Nine case studies have been produced. Each describes the innovations the councils or partnerships are accomplishing, and the key leadership actions the managers identified as critical to their achievements.

The project’s final report ‘Key Leadership Actions for Innovation’ is now available on the Solace website. It analyses the case study findings as a whole and highlights variations between the approaches leaders are adopting.

It also introduces other relevant research findings and suggests areas where more leadership attention might be needed.

In the participating councils, we found that the political and managerial leaders appeared to be taking a much more comprehensive and strategic approach to innovation than seemed to be the case in many of the councils involved in our previous studies.

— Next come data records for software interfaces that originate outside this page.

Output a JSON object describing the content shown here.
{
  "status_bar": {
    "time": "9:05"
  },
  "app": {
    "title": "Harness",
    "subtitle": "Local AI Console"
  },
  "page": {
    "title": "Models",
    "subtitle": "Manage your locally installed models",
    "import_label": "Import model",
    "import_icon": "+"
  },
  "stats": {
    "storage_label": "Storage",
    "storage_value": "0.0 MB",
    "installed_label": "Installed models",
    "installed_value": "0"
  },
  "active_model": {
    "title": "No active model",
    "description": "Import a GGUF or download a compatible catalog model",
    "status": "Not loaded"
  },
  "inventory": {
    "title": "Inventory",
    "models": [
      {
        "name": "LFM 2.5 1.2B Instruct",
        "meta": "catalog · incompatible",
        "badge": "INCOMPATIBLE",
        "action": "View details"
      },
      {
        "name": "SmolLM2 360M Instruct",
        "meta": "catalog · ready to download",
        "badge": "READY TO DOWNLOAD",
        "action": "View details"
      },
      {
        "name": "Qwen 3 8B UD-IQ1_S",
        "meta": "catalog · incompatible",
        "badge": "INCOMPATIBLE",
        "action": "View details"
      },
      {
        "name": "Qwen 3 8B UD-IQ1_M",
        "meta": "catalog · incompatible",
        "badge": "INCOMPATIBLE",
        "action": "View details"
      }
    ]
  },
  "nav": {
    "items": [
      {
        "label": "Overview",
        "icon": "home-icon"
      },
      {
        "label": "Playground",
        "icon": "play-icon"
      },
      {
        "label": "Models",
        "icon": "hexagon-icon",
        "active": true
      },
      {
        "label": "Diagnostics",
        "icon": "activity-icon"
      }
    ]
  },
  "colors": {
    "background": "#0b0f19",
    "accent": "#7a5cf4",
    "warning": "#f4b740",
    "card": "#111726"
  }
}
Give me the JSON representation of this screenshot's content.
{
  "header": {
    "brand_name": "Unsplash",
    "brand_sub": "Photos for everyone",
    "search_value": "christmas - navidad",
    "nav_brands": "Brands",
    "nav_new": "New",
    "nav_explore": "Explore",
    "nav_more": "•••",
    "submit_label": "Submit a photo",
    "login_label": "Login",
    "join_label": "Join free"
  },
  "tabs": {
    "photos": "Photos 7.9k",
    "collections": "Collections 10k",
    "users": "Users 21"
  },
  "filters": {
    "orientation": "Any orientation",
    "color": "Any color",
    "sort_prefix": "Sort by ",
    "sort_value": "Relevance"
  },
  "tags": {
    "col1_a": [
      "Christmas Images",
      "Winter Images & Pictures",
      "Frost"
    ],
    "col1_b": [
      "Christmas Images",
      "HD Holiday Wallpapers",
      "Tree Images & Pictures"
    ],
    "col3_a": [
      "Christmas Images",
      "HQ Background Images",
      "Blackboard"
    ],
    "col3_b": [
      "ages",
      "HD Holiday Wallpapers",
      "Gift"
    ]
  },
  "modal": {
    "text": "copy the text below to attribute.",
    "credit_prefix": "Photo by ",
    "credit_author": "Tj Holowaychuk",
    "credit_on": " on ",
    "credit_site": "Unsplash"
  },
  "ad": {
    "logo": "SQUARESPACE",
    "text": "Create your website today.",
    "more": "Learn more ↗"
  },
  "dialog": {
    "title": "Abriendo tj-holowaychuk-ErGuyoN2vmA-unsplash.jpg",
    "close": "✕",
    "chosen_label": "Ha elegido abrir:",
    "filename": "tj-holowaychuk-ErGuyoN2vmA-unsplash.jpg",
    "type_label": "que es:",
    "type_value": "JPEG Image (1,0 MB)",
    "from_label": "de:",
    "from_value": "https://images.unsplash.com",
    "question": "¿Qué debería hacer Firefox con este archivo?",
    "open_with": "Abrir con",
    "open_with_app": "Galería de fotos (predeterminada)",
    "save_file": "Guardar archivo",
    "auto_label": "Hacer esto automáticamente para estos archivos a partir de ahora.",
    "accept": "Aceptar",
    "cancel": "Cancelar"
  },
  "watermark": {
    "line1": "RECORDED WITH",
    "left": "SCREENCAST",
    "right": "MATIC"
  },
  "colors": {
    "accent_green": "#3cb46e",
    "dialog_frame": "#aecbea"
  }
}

They had a sophisticated understanding of how to create the conditions for innovation, but they were also upbeat and enthusiastic, excited about what they were doing and achieving. The report concludes by suggesting that political and managerial leaders in local government might achieve more
significant innovations if they:

– Are clear, united and determined about the outcomes they want to achieve and their priority areas for innovation;

– Are bold and ambitious whilst also understanding residents’ concerns, learning from elsewhere, setting realistic objectives, and taking well-considered risks;

– Engage with key partners in an open way, evolving innovations together;

– Create an organisational culture that encourages creative approaches (particularly in the priority areas for innovation);

– Develop and empower other innovative leaders (e.g. middle managers);

– Invest time, resources and effort into developing their innovation priorities;

– Convincingly communicate the reasons why their priority innovations are important (e.g. engage in dialogue with their managers, employees, partners, residents and other key stakeholders);

– Genuinely listen to, and involve, relevant others in developing innovations (e.g. managers, employees, residents, service users, partners, businesses);

– Track the development of their priority innovations (e.g. using programme and project management, or ‘more agile’ techniques, as appropriate);

– Persist for long enough to embed and scale up their priority innovations.

We welcome your comments on the research findings, as well as your suggestions regarding the priorities for further research on this topic. We would also be happy to be invited to present our findings at events for senior managers.

Please do get in touch with Joan Munro, Director, Accelerating Innovation in Local Government Research Project on or @joanMICL

By Joan Munro, Director, Accelerating Innovation in Local Government Research Project